TASK INSTRUCTIONS: Copy the data exactly as it appears, and do not include any pictures.

+---+

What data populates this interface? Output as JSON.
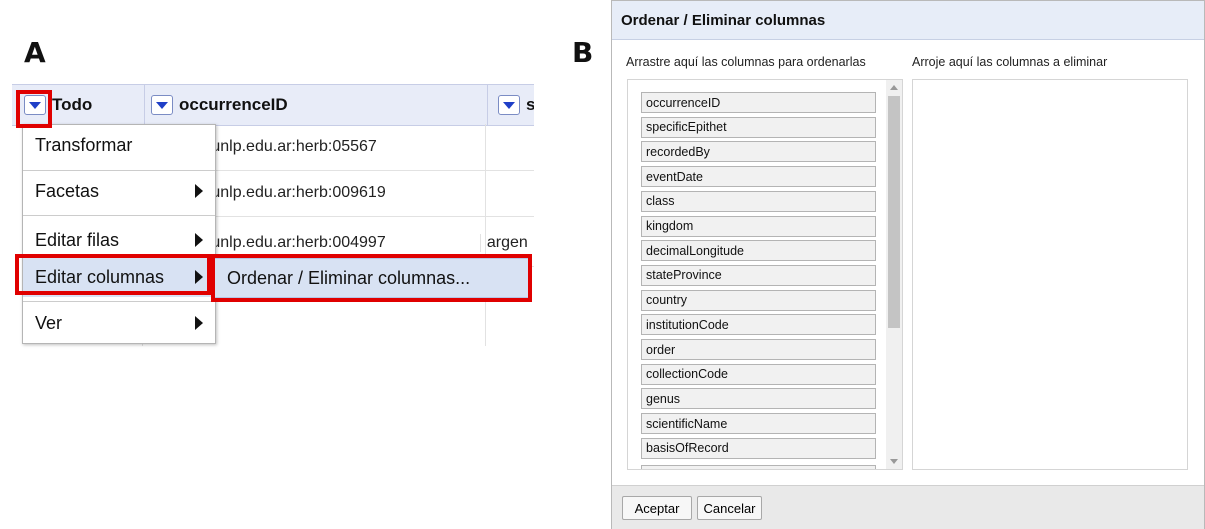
{
  "panel_a": {
    "letter": "A",
    "headers": [
      {
        "label": "Todo"
      },
      {
        "label": "occurrenceID"
      },
      {
        "label": "s"
      }
    ],
    "rows": [
      {
        "id": "og:fcnym.unlp.edu.ar:herb:05567",
        "next": ""
      },
      {
        "id": "og:fcnym.unlp.edu.ar:herb:009619",
        "next": ""
      },
      {
        "id": "og:fcnym.unlp.edu.ar:herb:004997",
        "next": "argen"
      }
    ],
    "menu": [
      {
        "label": "Transformar",
        "has_submenu": false
      },
      {
        "label": "Facetas",
        "has_submenu": true
      },
      {
        "label": "Editar filas",
        "has_submenu": true
      },
      {
        "label": "Editar columnas",
        "has_submenu": true
      },
      {
        "label": "Ver",
        "has_submenu": true
      }
    ],
    "submenu_item": "Ordenar / Eliminar columnas...",
    "highlight_color": "#e00000"
  },
  "panel_b": {
    "letter": "B",
    "title": "Ordenar / Eliminar columnas",
    "left_heading": "Arrastre aquí las columnas para ordenarlas",
    "right_heading": "Arroje aquí las columnas a eliminar",
    "columns": [
      "occurrenceID",
      "specificEpithet",
      "recordedBy",
      "eventDate",
      "class",
      "kingdom",
      "decimalLongitude",
      "stateProvince",
      "country",
      "institutionCode",
      "order",
      "collectionCode",
      "genus",
      "scientificName",
      "basisOfRecord"
    ],
    "buttons": {
      "ok": "Aceptar",
      "cancel": "Cancelar"
    }
  }
}
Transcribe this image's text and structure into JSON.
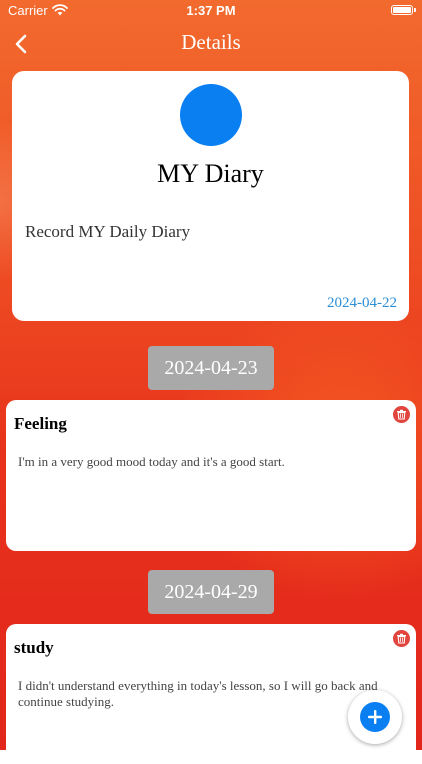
{
  "status_bar": {
    "carrier": "Carrier",
    "time": "1:37 PM",
    "icons": [
      "wifi-icon",
      "battery-icon"
    ]
  },
  "nav": {
    "title": "Details",
    "back_icon": "chevron-left-icon"
  },
  "diary": {
    "title": "MY Diary",
    "description": "Record MY Daily Diary",
    "date": "2024-04-22",
    "avatar_color": "#0a7ff2"
  },
  "entries": [
    {
      "date": "2024-04-23",
      "title": "Feeling",
      "text": "I'm in a very good mood today and it's a good start."
    },
    {
      "date": "2024-04-29",
      "title": "study",
      "text": "I didn't understand everything in today's lesson, so I will go back and continue studying."
    }
  ],
  "actions": {
    "delete_icon": "trash-icon",
    "add_icon": "plus-icon"
  },
  "colors": {
    "background_top": "#f26a2e",
    "background_bottom": "#e2261b",
    "accent_blue": "#0a7ff2",
    "date_link": "#2a8fd6",
    "pill_gray": "#a9a9a9",
    "delete_red": "#e0453e"
  }
}
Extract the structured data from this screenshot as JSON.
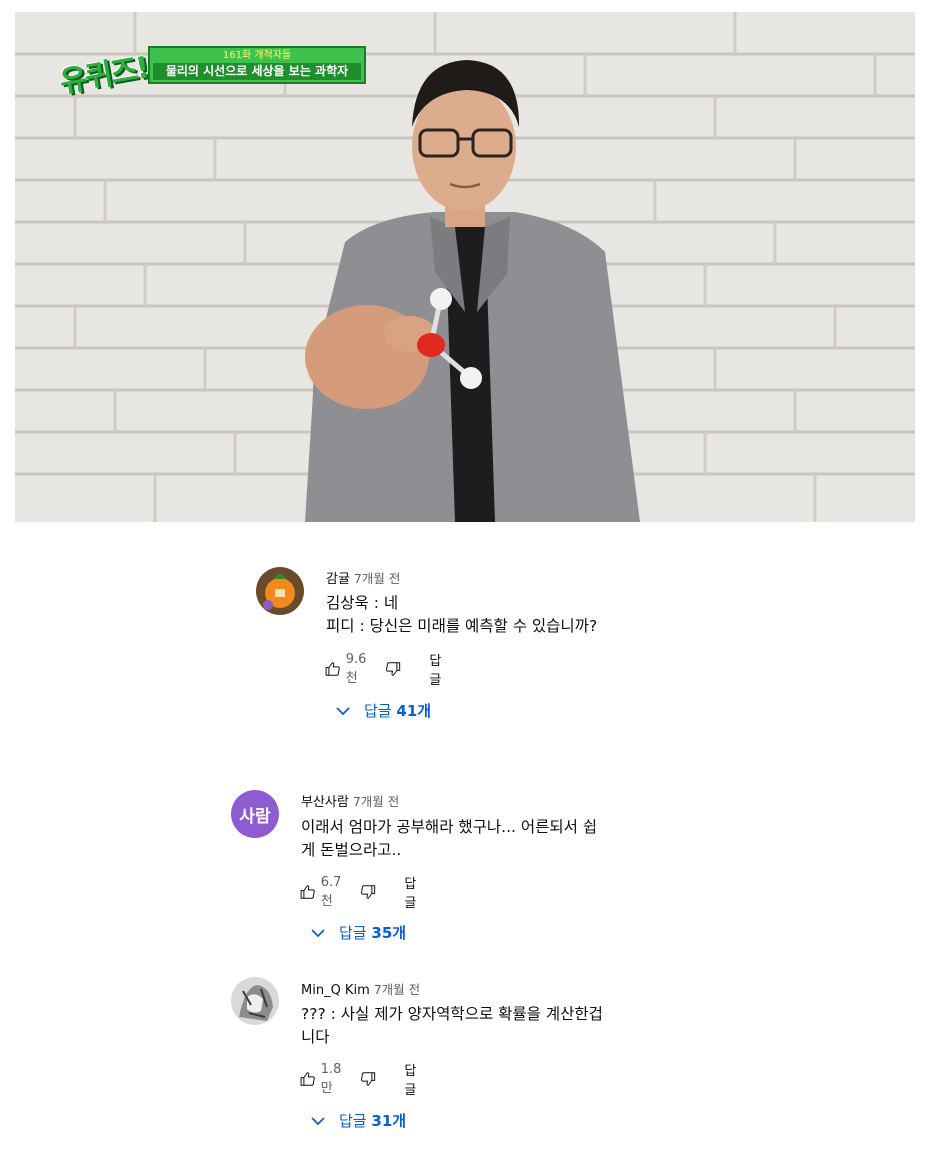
{
  "video": {
    "logo_text": "유퀴즈!",
    "caption_top": "161화 개척자들",
    "caption_main": "물리의 시선으로 세상을 보는 과학자"
  },
  "comments": [
    {
      "author": "감귤",
      "time": "7개월 전",
      "lines": [
        "김상욱 : 네",
        "피디 : 당신은 미래를 예측할 수 있습니까?"
      ],
      "likes": "9.6천",
      "reply_label": "답글",
      "replies_prefix": "답글",
      "replies_count": "41개",
      "avatar_icon": "tangerine-avatar-icon"
    },
    {
      "author": "부산사람",
      "time": "7개월 전",
      "avatar_text": "사람",
      "avatar_color": "#8e5bd0",
      "lines": [
        "이래서 엄마가 공부해라 했구나... 어른되서 쉽",
        "게 돈벌으라고.."
      ],
      "likes": "6.7천",
      "reply_label": "답글",
      "replies_prefix": "답글",
      "replies_count": "35개"
    },
    {
      "author": "Min_Q Kim",
      "time": "7개월 전",
      "lines": [
        "??? : 사실 제가 양자역학으로 확률을 계산한겁",
        "니다"
      ],
      "likes": "1.8만",
      "reply_label": "답글",
      "replies_prefix": "답글",
      "replies_count": "31개",
      "avatar_icon": "sketch-avatar-icon"
    }
  ],
  "colors": {
    "link": "#065fd4",
    "secondary_text": "#606060"
  }
}
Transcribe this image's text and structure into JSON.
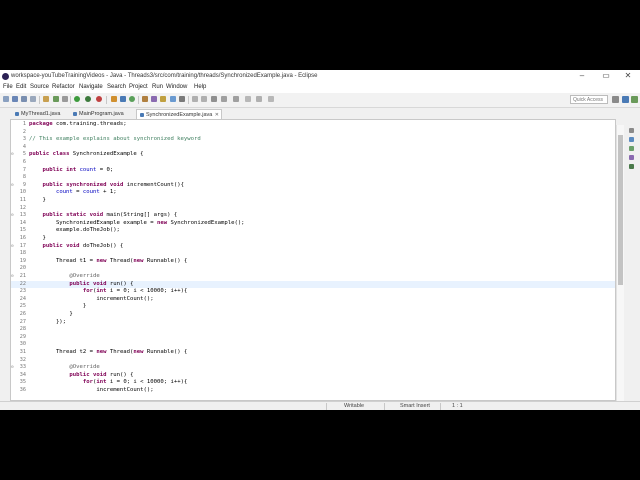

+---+

WRITTEN RESPONSE:
What data populates this interface? Output as JSON.
{
  "panel_a": {
    "letter": "A",
    "headers": [
      {
        "label": "Todo"
      },
      {
        "label": "occurrenceID"
      },
      {
        "label": "s"
      }
    ],
    "rows": [
      {
        "id": "og:fcnym.unlp.edu.ar:herb:05567",
        "next": ""
      },
      {
        "id": "og:fcnym.unlp.edu.ar:herb:009619",
        "next": ""
      },
      {
        "id": "og:fcnym.unlp.edu.ar:herb:004997",
        "next": "argen"
      }
    ],
    "menu": [
      {
        "label": "Transformar",
        "has_submenu": false
      },
      {
        "label": "Facetas",
        "has_submenu": true
      },
      {
        "label": "Editar filas",
        "has_submenu": true
      },
      {
        "label": "Editar columnas",
        "has_submenu": true
      },
      {
        "label": "Ver",
        "has_submenu": true
      }
    ],
    "submenu_item": "Ordenar / Eliminar columnas...",
    "highlight_color": "#e00000"
  },
  "panel_b": {
    "letter": "B",
    "title": "Ordenar / Eliminar columnas",
    "left_heading": "Arrastre aquí las columnas para ordenarlas",
    "right_heading": "Arroje aquí las columnas a eliminar",
    "columns": [
      "occurrenceID",
      "specificEpithet",
      "recordedBy",
      "eventDate",
      "class",
      "kingdom",
      "decimalLongitude",
      "stateProvince",
      "country",
      "institutionCode",
      "order",
      "collectionCode",
      "genus",
      "scientificName",
      "basisOfRecord"
    ],
    "buttons": {
      "ok": "Aceptar",
      "cancel": "Cancelar"
    }
  }
}
Transcribe this image's text and structure into JSON.
{
  "status_bar": {
    "carrier": "Carrier",
    "time": "1:37 PM",
    "icons": [
      "wifi-icon",
      "battery-icon"
    ]
  },
  "nav": {
    "title": "Details",
    "back_icon": "chevron-left-icon"
  },
  "diary": {
    "title": "MY Diary",
    "description": "Record MY Daily Diary",
    "date": "2024-04-22",
    "avatar_color": "#0a7ff2"
  },
  "entries": [
    {
      "date": "2024-04-23",
      "title": "Feeling",
      "text": "I'm in a very good mood today and it's a good start."
    },
    {
      "date": "2024-04-29",
      "title": "study",
      "text": "I didn't understand everything in today's lesson, so I will go back and continue studying."
    }
  ],
  "actions": {
    "delete_icon": "trash-icon",
    "add_icon": "plus-icon"
  },
  "colors": {
    "background_top": "#f26a2e",
    "background_bottom": "#e2261b",
    "accent_blue": "#0a7ff2",
    "date_link": "#2a8fd6",
    "pill_gray": "#a9a9a9",
    "delete_red": "#e0453e"
  }
}
Extract the structured data from this screenshot as JSON.
{
  "video": {
    "logo_text": "유퀴즈!",
    "caption_top": "161화 개척자들",
    "caption_main": "물리의 시선으로 세상을 보는 과학자"
  },
  "comments": [
    {
      "author": "감귤",
      "time": "7개월 전",
      "lines": [
        "김상욱 : 네",
        "피디 : 당신은 미래를 예측할 수 있습니까?"
      ],
      "likes": "9.6천",
      "reply_label": "답글",
      "replies_prefix": "답글",
      "replies_count": "41개",
      "avatar_icon": "tangerine-avatar-icon"
    },
    {
      "author": "부산사람",
      "time": "7개월 전",
      "avatar_text": "사람",
      "avatar_color": "#8e5bd0",
      "lines": [
        "이래서 엄마가 공부해라 했구나... 어른되서 쉽",
        "게 돈벌으라고.."
      ],
      "likes": "6.7천",
      "reply_label": "답글",
      "replies_prefix": "답글",
      "replies_count": "35개"
    },
    {
      "author": "Min_Q Kim",
      "time": "7개월 전",
      "lines": [
        "??? : 사실 제가 양자역학으로 확률을 계산한겁",
        "니다"
      ],
      "likes": "1.8만",
      "reply_label": "답글",
      "replies_prefix": "답글",
      "replies_count": "31개",
      "avatar_icon": "sketch-avatar-icon"
    }
  ],
  "colors": {
    "link": "#065fd4",
    "secondary_text": "#606060"
  }
}
Transcribe this image's text and structure into JSON.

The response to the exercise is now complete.